Education Quarterly Reviews
Published: 20 September 2019
Teaching Academic Writing in Higher Education
Vancouver Island University
Download Full-Text Pdf
Keywords: Academic Writing, Teaching Writing, Rhetorical Genre Studies, English For Specific Purposes, Second Language Learners, ESL Students, International Students, Higher Education, Adult Learners
Academic writing is one of the most complex tasks students encounter in university. Both domestic and international students struggle with academic writing; however, international students also face language barriers and are unfamiliar with western academic writing genres. Since many instructors don’t know how to instruct academic writing as a process, the fields of Rhetorical Genre studies (RGS), and English for Specific Purposes (ESP) provide theoretical frameworks that can be applied pedagogically in order to teach academic writing effectively in any university classroom. This paper also contains a pedagogical method for applying these concepts into a writing classroom designed for ESL graduate students. It is a method that can be used in any writing program to teach both international and domestic students.

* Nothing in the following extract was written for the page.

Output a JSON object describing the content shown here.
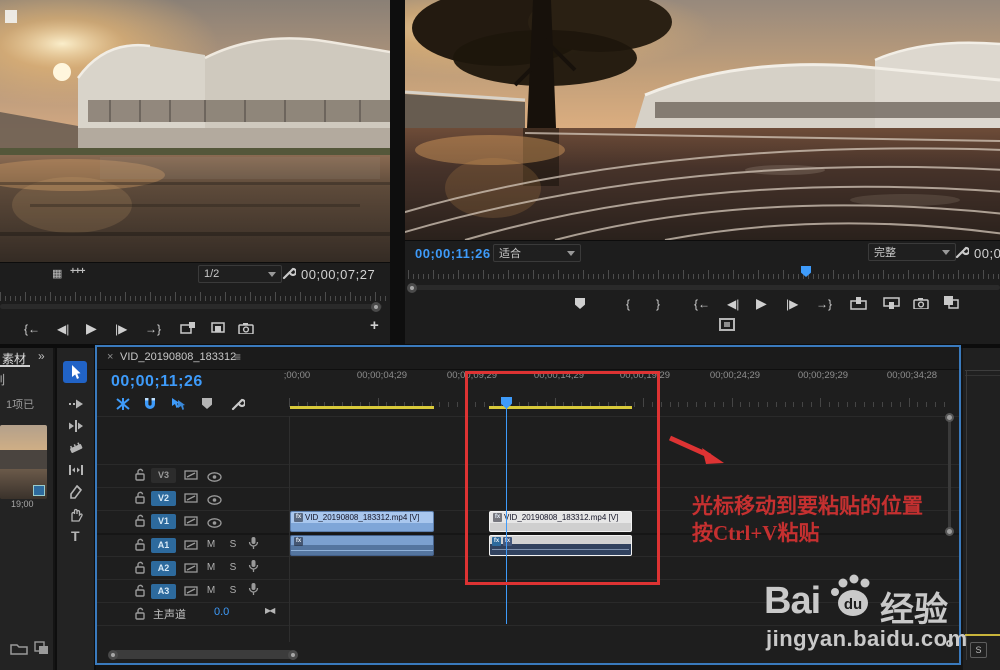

- Artemeva, N. (2004). Key concepts in rhetorical genre studies: An overview. Technostyle. 20(1), 3-38
- Badenhorst, C., Moloney, C., Rosales, J., Dyer, J., & Ru, L. (2015). Beyond deficit: Graduate student research-writing pedagogies. Teaching in Higher Education, 20(1), 1-11. doi:10.1080/13562517.2014.945160
- Bakhtin, M. (1986). The problem of speech genres. In Speech genres and other late essays, Emerson and Holquist (eds.). (pp. 60–101). Austin, TX: University of Texas Press.
- Bawarshi, A. S., & Reiff, M. J. (2010). Genre: An introduction to history, theory, research, and pedagogy. Fort Collins, Colo.; West Lafayette, Ind; Parlor Press.
- Bawarshi, A. (2016). Beyond the genre fixation: A translingual perspective on genre. College English, 78(3), 243.
- Bhatia VK. Analyzing genre: Language use in professional settings. London: Longman; 1993.
- Boroditsky, L. (2017). How language shapes the way we think [Video file]. Retrieved from
- Boroditsky, L., Fuhrman, O., & McCormick, K. (2011). Do English and Mandarin speakers think about time differently? Cognition, 118(1), 126-132.
- Campbell, K. K., & Jamieson, K. H. (Eds.). (1979). Form and genre in rhetorical criticism: An introduction. Form and genre: Shaping rhetorical action (pp. 9–32). Falls Church, VA: Speech Communication Association. doi:10.1016/j.cognition.2010.09.010
- Devitt, A. J. (2004). Writing genres. Carbondale: Southern Illinois University Press
- Freedman, A., & Medway, P. (Eds.). (1994a). Genre and the new rhetoric. London: Taylor & Francis.
- Freedman, A., & Medway, P. (Eds.). (1994b). Learning and teaching genre. Portsmouth, NH: Boynton/Cook.
- Gonzales, L. (2015). Multimodality, translingualism, and rhetorical genre studies. Composition Forum, 31, no pagination
- Hale, G., Taylor, C., Bridgeman, B., Carson, J., Kroll, B., & Kantor, R. (1996). A study of writing tasks assigned in academic degree programs. Educational Testing Service Research Report 54. Princeton: Educational Testing Service.
- Harris, M.J. (2006). Three steps to teaching abstract and critique writing. International Journal of Higher Education. 17, 2. 136-146. Retrieved from
- Manjet Kaur Mehar Singh. (2017). International EFL/ESL master students' adaptation strategies for academic writing practices at tertiary level. Journal of International Students, 7(3), 620. doi:10.5281/zenodo.570025
- McInerney, D. M. 1., Walker, R. A., Liem, G. A. D., & ebrary, I. (2011;2014). Sociocultural theories of learning and motivation: Looking back, looking forward. Charlotte, N.C: Information Age Pub.
- Miller, C. (1994). Genre as social action. In A. Freedman & P. Medway (Eds.), Genre and the new rhetoric (pp. 23–42). London: Taylor & Francis. (Original work published in 1984)
- Prior, P. (2006). A sociocultural theory of writing. In Handbook of Writing Research, MacArthur, Graham & Fitzgerald (eds.) (pp. 54–66). NewYork, NY: Guilford.
- Shang-Butler, Hairong. (2015). Great expectations: a qualitative study of how Chinese graduate students navigate academic writing expectations in U.S. higher education. (Unpublished doctoral dissertation). University of Rochester, New York. Retrieved from
- Swales, J. M., 1938. (1990). Genre analysis: English in academic and research settings. Cambridge [England]; New York;: Cambridge University Press.
- Vygotskiĭ, L. S. (1987). The collected works of L. S. Vygotsky. R. W., Rieber & A.S. Carton (Eds.). New York: Plenum Press.